Development within the local retail centres of Front Street, Station Terrace/ Langholm Road and St Bede’s, as defined on the policies map and Map 2 of Annex 3 to the Plan, will be supported where it strengthens the vitality and viability of the area. Applicants will be required to demonstrate that the development would:
a. Not have an unacceptable impact on residential amenity, an assessment of this will include matters such as opening hours, noise, odours and the management of waste;
b. Have appropriate access and car parking provision;
c. Not have a detrimental impact on the appearance and the environment of the local centre; and
d. Retain historic shopfronts. Proposals to replace or install new shopfronts should reflect the architectural style, scale, proportions, materials and colour of both the host building and surrounding area
The South Tyneside Town and District Use Needs Study (2018) was informed by a telephone survey of households to establish current retail and leisure expenditure patterns. This confirmed that East Boldon is a popular destination. The emerging local plan only identifies one part of the village, Station Terrace, as a local centre. However, retail and other important services are provided in three key clusters within the village: Front Street, Station Terrace/ Langholm Road and St Bede’s. These areas are therefore proposed for allocation as local retail centres.
Front Street includes a convenience store, butchers, hairdressers as well as pubs and a club. These important facilities are interspersed with residential properties. Station Terrace/ Langholm Road includes two convenience stores, café, bakery, chemist, two estate agents, clothes shop, flower shop, health and beauty and a complementary therapy clinic. St Bede’s is the smallest of the three and includes a delicatessen, restaurant, bathroom showroom, café and physiotherapist.
As all of the areas are close to/ interspersed with residential development, it is essential that any further developments within the area do not have an unacceptable impact on residential amenity. In addition, it is critical that new development does not add to the current parking problems within the area and is of an appropriate design. Furthermore, given the wealth of historic shopfronts within the area, as identified within the East Boldon Design Code, it is vital that proposals which would involve the replacement of existing shop fronts or the creation of new, are appropriate.
Policy EB11 therefore supports new development within the three local retail centres where it protects the vitality and viability of the area, protects residential amenity, does not exacerbate current parking issues and is an appropriate design.

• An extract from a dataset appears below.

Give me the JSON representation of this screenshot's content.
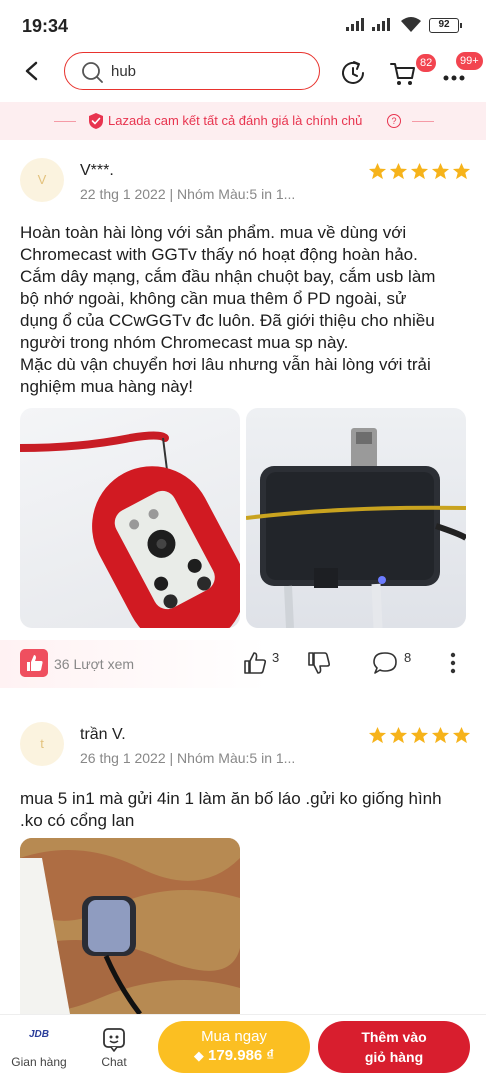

The policy also seeks to resist the loss of important local services and convenience retail within these areas. It therefore supports the delivery of plan objectives 1, 2, 4, 6 and 8.